Kage Baker liked grey Saturdays. Like so many people, she loved the excuse to sleep late on a morning when you basically can’t tell it is morning. She liked lolling about in her sweats, hair barely confined in a Gordian knot and a severely-stressed scrunchy, working her way gradually from a cup of coffee to a glass of Coke. Somewhere along the sugar gradient, her brain would presumably kick in.
Errands would be postponed. Meals would be re-arranged. A Saturday grey and late enough constitutes an urban survival test: you go and search the pantry shelves to see can be scavenged from what’s on hand. What are the supplies like? Chocolate, coffee, Coca-Cola, check; enough pasta to survive the Coming Zombie Apocalypse. We’re low on bread – but we have flour and yeast. Hell, we’ve got Bisquick, Parmesan flakes and Spice Islands Italian Seasoning – that’s a pizza right there. Sort of.
The idea was to never get fully dressed or leave the house.
When we lived in Pismo Beach, the universal overcast-ness gauge was the sea and how much you could see of it from the front room. Since it was two blocks away, the degree to which it was obscured was a great indicator. Was it visible at all, or did the town end on our side of Highway 1? Could you see dry sand, wet sand, or all the way to the breakers? The pier was about a quarter mile long – could you see the end or not? One developed a finely graded set of comparative measures.
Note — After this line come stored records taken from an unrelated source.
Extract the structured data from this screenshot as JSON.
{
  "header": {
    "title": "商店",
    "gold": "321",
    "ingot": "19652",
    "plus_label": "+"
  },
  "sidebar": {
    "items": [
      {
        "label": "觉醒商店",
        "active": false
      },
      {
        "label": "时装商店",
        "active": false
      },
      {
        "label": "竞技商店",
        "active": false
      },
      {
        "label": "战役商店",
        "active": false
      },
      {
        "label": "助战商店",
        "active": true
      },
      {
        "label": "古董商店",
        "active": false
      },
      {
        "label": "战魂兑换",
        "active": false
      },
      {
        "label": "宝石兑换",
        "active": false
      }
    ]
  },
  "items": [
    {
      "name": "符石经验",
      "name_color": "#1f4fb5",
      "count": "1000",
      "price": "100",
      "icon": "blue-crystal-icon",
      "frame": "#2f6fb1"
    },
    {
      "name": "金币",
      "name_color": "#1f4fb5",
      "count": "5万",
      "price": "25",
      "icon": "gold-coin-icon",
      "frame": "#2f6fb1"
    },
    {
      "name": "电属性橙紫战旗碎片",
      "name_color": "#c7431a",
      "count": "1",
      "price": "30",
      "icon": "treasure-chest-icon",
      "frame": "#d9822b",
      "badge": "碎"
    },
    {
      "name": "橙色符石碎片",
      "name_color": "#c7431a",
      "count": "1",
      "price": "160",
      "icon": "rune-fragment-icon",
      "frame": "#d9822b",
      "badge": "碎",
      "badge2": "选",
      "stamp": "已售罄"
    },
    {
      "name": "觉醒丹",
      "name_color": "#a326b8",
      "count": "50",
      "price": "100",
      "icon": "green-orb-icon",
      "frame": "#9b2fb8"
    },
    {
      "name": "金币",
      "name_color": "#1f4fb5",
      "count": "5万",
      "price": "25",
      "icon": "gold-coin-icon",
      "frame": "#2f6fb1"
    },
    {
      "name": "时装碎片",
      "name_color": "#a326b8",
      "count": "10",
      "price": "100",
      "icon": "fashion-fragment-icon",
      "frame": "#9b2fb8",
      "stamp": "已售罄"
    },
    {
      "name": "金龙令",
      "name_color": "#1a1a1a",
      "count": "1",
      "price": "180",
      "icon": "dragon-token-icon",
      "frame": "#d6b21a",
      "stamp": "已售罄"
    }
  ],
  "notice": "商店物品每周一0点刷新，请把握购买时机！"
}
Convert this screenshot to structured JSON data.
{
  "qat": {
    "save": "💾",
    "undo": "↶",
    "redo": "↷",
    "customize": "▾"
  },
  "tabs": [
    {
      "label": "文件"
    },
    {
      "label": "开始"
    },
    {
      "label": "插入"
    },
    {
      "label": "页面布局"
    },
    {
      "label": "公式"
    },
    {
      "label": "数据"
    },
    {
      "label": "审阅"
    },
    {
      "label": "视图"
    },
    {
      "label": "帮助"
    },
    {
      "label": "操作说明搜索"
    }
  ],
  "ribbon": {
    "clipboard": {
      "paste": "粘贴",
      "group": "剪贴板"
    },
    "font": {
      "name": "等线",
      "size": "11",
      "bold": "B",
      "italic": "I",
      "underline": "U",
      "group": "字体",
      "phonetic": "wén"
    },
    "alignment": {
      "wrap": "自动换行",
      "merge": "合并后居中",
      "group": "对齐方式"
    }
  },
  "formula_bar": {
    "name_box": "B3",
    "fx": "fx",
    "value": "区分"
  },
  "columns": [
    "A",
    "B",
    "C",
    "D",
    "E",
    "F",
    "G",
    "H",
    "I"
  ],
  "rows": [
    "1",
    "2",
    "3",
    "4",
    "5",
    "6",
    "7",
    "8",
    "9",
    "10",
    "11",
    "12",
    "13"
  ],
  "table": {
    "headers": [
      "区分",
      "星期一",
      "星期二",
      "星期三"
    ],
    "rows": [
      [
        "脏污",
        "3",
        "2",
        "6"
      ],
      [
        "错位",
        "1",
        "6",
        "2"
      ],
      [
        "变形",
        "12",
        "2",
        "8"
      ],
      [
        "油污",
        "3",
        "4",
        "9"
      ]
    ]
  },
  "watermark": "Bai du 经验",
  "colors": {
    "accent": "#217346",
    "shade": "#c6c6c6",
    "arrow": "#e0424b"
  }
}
In Los Angeles, where we lived for 40 years and where I now dwell again, the walls of the world close down on grey days. The clouds fill up the Basin from edge to edge. They settle right down over the crests of the Hollywood Hills, so you can imagine the Crawling Eye up there amid the cell phone towers and fire roads. Visibility is determined by how deeply the canyons between are filled up with clouds, and how far down – because they fill up from the top, not the bottom. It’s not fog, it’s cloud; it creeps down the slopes and each receding fold in the hills is thicker with vapor.
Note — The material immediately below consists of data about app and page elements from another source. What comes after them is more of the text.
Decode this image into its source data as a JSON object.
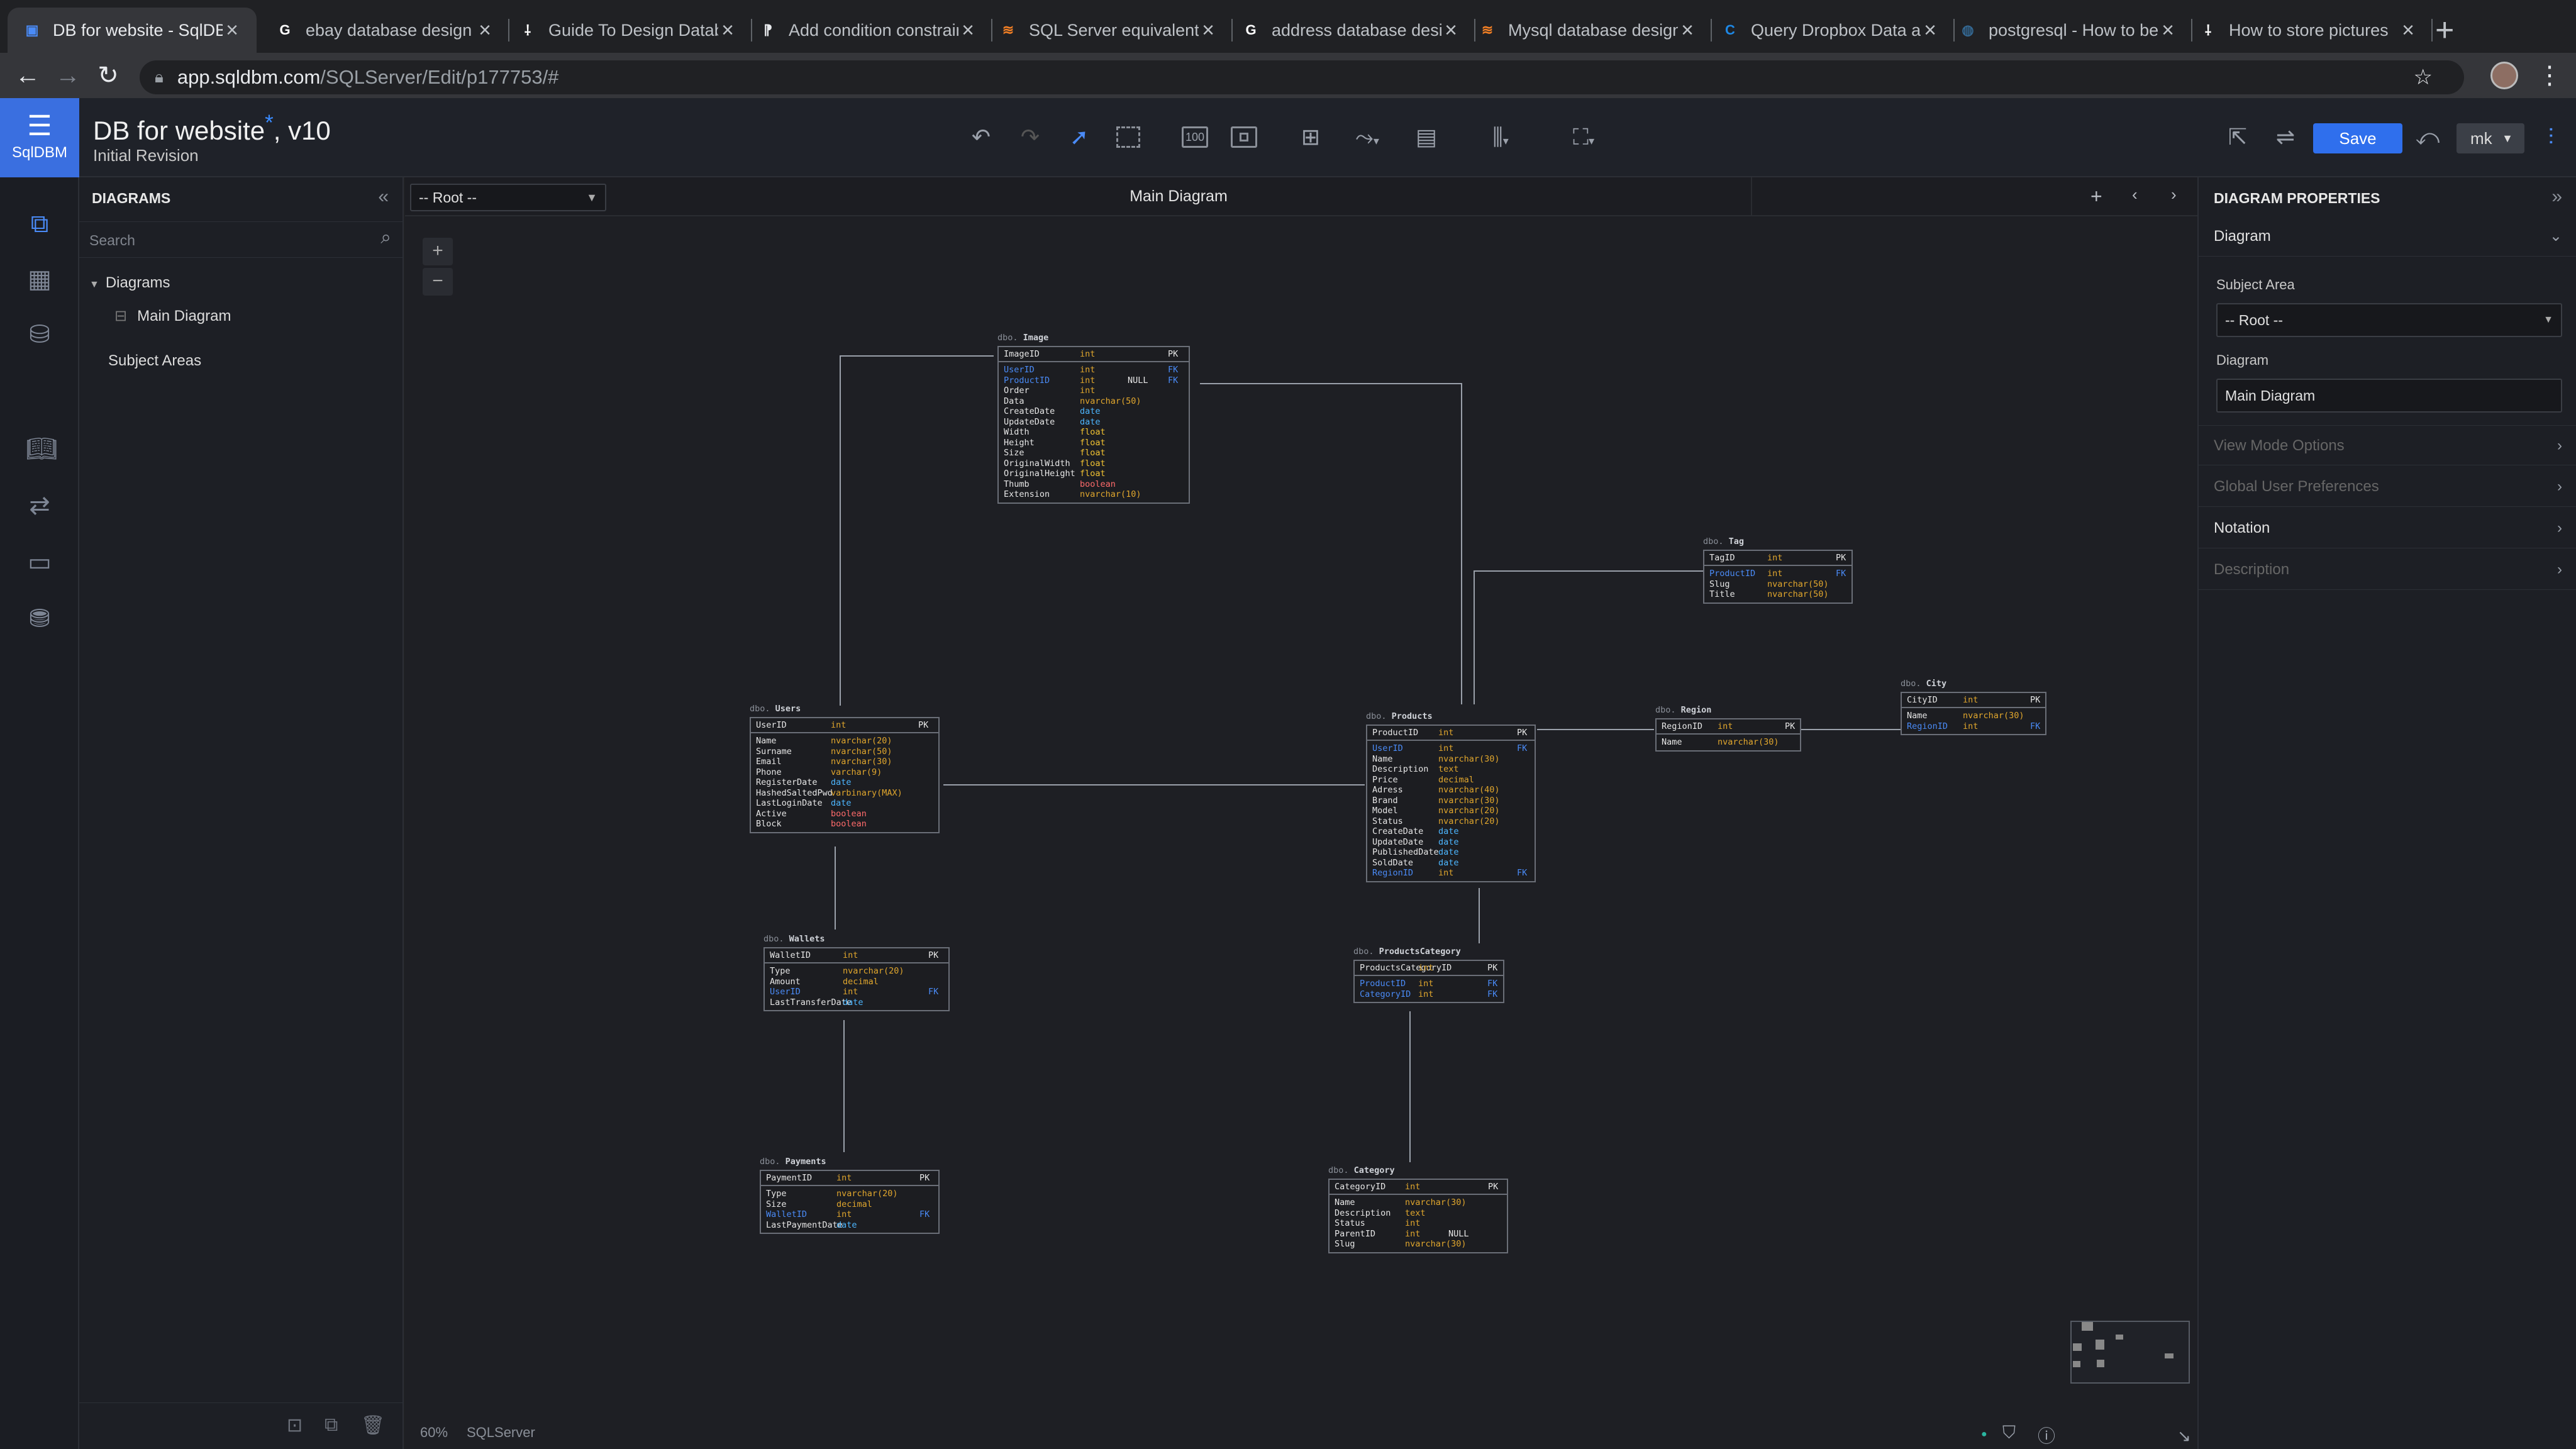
{
  "browser": {
    "tabs": [
      {
        "title": "DB for website - SqlDBM",
        "icon": "sqldbm-icon",
        "color": "#4a8bf7",
        "glyph": "▣",
        "active": true
      },
      {
        "title": "ebay database design",
        "icon": "google-icon",
        "color": "#ffffff",
        "glyph": "G"
      },
      {
        "title": "Guide To Design Database",
        "icon": "tool-icon",
        "color": "#ffffff",
        "glyph": "⸸"
      },
      {
        "title": "Add condition constraint",
        "icon": "docs-icon",
        "color": "#e8eaed",
        "glyph": "⁋"
      },
      {
        "title": "SQL Server equivalent",
        "icon": "stackoverflow-icon",
        "color": "#f48024",
        "glyph": "≋"
      },
      {
        "title": "address database design",
        "icon": "google-icon",
        "color": "#ffffff",
        "glyph": "G"
      },
      {
        "title": "Mysql database design",
        "icon": "stackoverflow-icon",
        "color": "#f48024",
        "glyph": "≋"
      },
      {
        "title": "Query Dropbox Data as",
        "icon": "cdata-icon",
        "color": "#1e88e5",
        "glyph": "C"
      },
      {
        "title": "postgresql - How to best",
        "icon": "postgres-icon",
        "color": "#336791",
        "glyph": "◍"
      },
      {
        "title": "How to store pictures",
        "icon": "tool-icon",
        "color": "#ffffff",
        "glyph": "⸸"
      }
    ],
    "url_domain": "app.sqldbm.com",
    "url_path": "/SQLServer/Edit/p177753/#"
  },
  "app": {
    "logo_text": "SqlDBM",
    "doc_title": "DB for website",
    "doc_title_mark": "*",
    "doc_version": ", v10",
    "doc_subtitle": "Initial Revision",
    "save_label": "Save",
    "user_label": "mk",
    "zoom_tool_label": "100"
  },
  "left_panel": {
    "title": "DIAGRAMS",
    "search_placeholder": "Search",
    "tree_root": "Diagrams",
    "tree_item": "Main Diagram",
    "subject_areas": "Subject Areas"
  },
  "canvas": {
    "subject_select": "-- Root --",
    "diagram_tab": "Main Diagram",
    "zoom": "60%",
    "db_engine": "SQLServer"
  },
  "tables": {
    "image": {
      "schema": "dbo.",
      "name": "Image",
      "pk": {
        "name": "ImageID",
        "type": "int",
        "key": "PK"
      },
      "cols": [
        {
          "name": "UserID",
          "type": "int",
          "key": "FK",
          "fk": true
        },
        {
          "name": "ProductID",
          "type": "int",
          "null": "NULL",
          "key": "FK",
          "fk": true
        },
        {
          "name": "Order",
          "type": "int"
        },
        {
          "name": "Data",
          "type": "nvarchar(50)"
        },
        {
          "name": "CreateDate",
          "type": "date"
        },
        {
          "name": "UpdateDate",
          "type": "date"
        },
        {
          "name": "Width",
          "type": "float"
        },
        {
          "name": "Height",
          "type": "float"
        },
        {
          "name": "Size",
          "type": "float"
        },
        {
          "name": "OriginalWidth",
          "type": "float"
        },
        {
          "name": "OriginalHeight",
          "type": "float"
        },
        {
          "name": "Thumb",
          "type": "boolean"
        },
        {
          "name": "Extension",
          "type": "nvarchar(10)"
        }
      ]
    },
    "tag": {
      "schema": "dbo.",
      "name": "Tag",
      "pk": {
        "name": "TagID",
        "type": "int",
        "key": "PK"
      },
      "cols": [
        {
          "name": "ProductID",
          "type": "int",
          "key": "FK",
          "fk": true
        },
        {
          "name": "Slug",
          "type": "nvarchar(50)"
        },
        {
          "name": "Title",
          "type": "nvarchar(50)"
        }
      ]
    },
    "users": {
      "schema": "dbo.",
      "name": "Users",
      "pk": {
        "name": "UserID",
        "type": "int",
        "key": "PK"
      },
      "cols": [
        {
          "name": "Name",
          "type": "nvarchar(20)"
        },
        {
          "name": "Surname",
          "type": "nvarchar(50)"
        },
        {
          "name": "Email",
          "type": "nvarchar(30)"
        },
        {
          "name": "Phone",
          "type": "varchar(9)"
        },
        {
          "name": "RegisterDate",
          "type": "date"
        },
        {
          "name": "HashedSaltedPwd",
          "type": "varbinary(MAX)"
        },
        {
          "name": "LastLoginDate",
          "type": "date"
        },
        {
          "name": "Active",
          "type": "boolean"
        },
        {
          "name": "Block",
          "type": "boolean"
        }
      ]
    },
    "products": {
      "schema": "dbo.",
      "name": "Products",
      "pk": {
        "name": "ProductID",
        "type": "int",
        "key": "PK"
      },
      "cols": [
        {
          "name": "UserID",
          "type": "int",
          "key": "FK",
          "fk": true
        },
        {
          "name": "Name",
          "type": "nvarchar(30)"
        },
        {
          "name": "Description",
          "type": "text"
        },
        {
          "name": "Price",
          "type": "decimal"
        },
        {
          "name": "Adress",
          "type": "nvarchar(40)"
        },
        {
          "name": "Brand",
          "type": "nvarchar(30)"
        },
        {
          "name": "Model",
          "type": "nvarchar(20)"
        },
        {
          "name": "Status",
          "type": "nvarchar(20)"
        },
        {
          "name": "CreateDate",
          "type": "date"
        },
        {
          "name": "UpdateDate",
          "type": "date"
        },
        {
          "name": "PublishedDate",
          "type": "date"
        },
        {
          "name": "SoldDate",
          "type": "date"
        },
        {
          "name": "RegionID",
          "type": "int",
          "key": "FK",
          "fk": true
        }
      ]
    },
    "region": {
      "schema": "dbo.",
      "name": "Region",
      "pk": {
        "name": "RegionID",
        "type": "int",
        "key": "PK"
      },
      "cols": [
        {
          "name": "Name",
          "type": "nvarchar(30)"
        }
      ]
    },
    "city": {
      "schema": "dbo.",
      "name": "City",
      "pk": {
        "name": "CityID",
        "type": "int",
        "key": "PK"
      },
      "cols": [
        {
          "name": "Name",
          "type": "nvarchar(30)"
        },
        {
          "name": "RegionID",
          "type": "int",
          "key": "FK",
          "fk": true
        }
      ]
    },
    "wallets": {
      "schema": "dbo.",
      "name": "Wallets",
      "pk": {
        "name": "WalletID",
        "type": "int",
        "key": "PK"
      },
      "cols": [
        {
          "name": "Type",
          "type": "nvarchar(20)"
        },
        {
          "name": "Amount",
          "type": "decimal"
        },
        {
          "name": "UserID",
          "type": "int",
          "key": "FK",
          "fk": true
        },
        {
          "name": "LastTransferDate",
          "type": "date"
        }
      ]
    },
    "productscategory": {
      "schema": "dbo.",
      "name": "ProductsCategory",
      "pk": {
        "name": "ProductsCategoryID",
        "type": "int",
        "key": "PK"
      },
      "cols": [
        {
          "name": "ProductID",
          "type": "int",
          "key": "FK",
          "fk": true
        },
        {
          "name": "CategoryID",
          "type": "int",
          "key": "FK",
          "fk": true
        }
      ]
    },
    "payments": {
      "schema": "dbo.",
      "name": "Payments",
      "pk": {
        "name": "PaymentID",
        "type": "int",
        "key": "PK"
      },
      "cols": [
        {
          "name": "Type",
          "type": "nvarchar(20)"
        },
        {
          "name": "Size",
          "type": "decimal"
        },
        {
          "name": "WalletID",
          "type": "int",
          "key": "FK",
          "fk": true
        },
        {
          "name": "LastPaymentDate",
          "type": "date"
        }
      ]
    },
    "category": {
      "schema": "dbo.",
      "name": "Category",
      "pk": {
        "name": "CategoryID",
        "type": "int",
        "key": "PK"
      },
      "cols": [
        {
          "name": "Name",
          "type": "nvarchar(30)"
        },
        {
          "name": "Description",
          "type": "text"
        },
        {
          "name": "Status",
          "type": "int"
        },
        {
          "name": "ParentID",
          "type": "int",
          "null": "NULL"
        },
        {
          "name": "Slug",
          "type": "nvarchar(30)"
        }
      ]
    }
  },
  "right_panel": {
    "title": "DIAGRAM PROPERTIES",
    "section_diagram": "Diagram",
    "subject_area_label": "Subject Area",
    "subject_area_value": "-- Root --",
    "diagram_label": "Diagram",
    "diagram_value": "Main Diagram",
    "view_mode": "View Mode Options",
    "global_prefs": "Global User Preferences",
    "notation": "Notation",
    "description": "Description"
  }
}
The lid of the sky is on tightly today near Griffith Park. The Basin is socked in, but only beginning about 10 stories up. The lower air is clear but it’s been twilight since the sun came up (If it did. We take it on faith, days like this.) and nothing extends more than a mile in any direction, including up. If you get close enough, you can see that the towers of Downtown ascend into encompassing cloud cover. But until you head a few miles south from here down the I-5, you can’t tell we have a Downtown at all. It might as well be the original pueblo down there, nothing taller than the sycamores along the zanja madre, the Mother Ditch we now call the Los Angeles River …
The clouds are beginning to nibble at the tops of the power lines, now. The cats and the Corgi come in wet from the drizzle coalescing on the roses. My brain is never going to come online at all, that much is clear. Time to go read some of Kage’s stories. And make some pizza.
Tomorrow: Sunday, usually.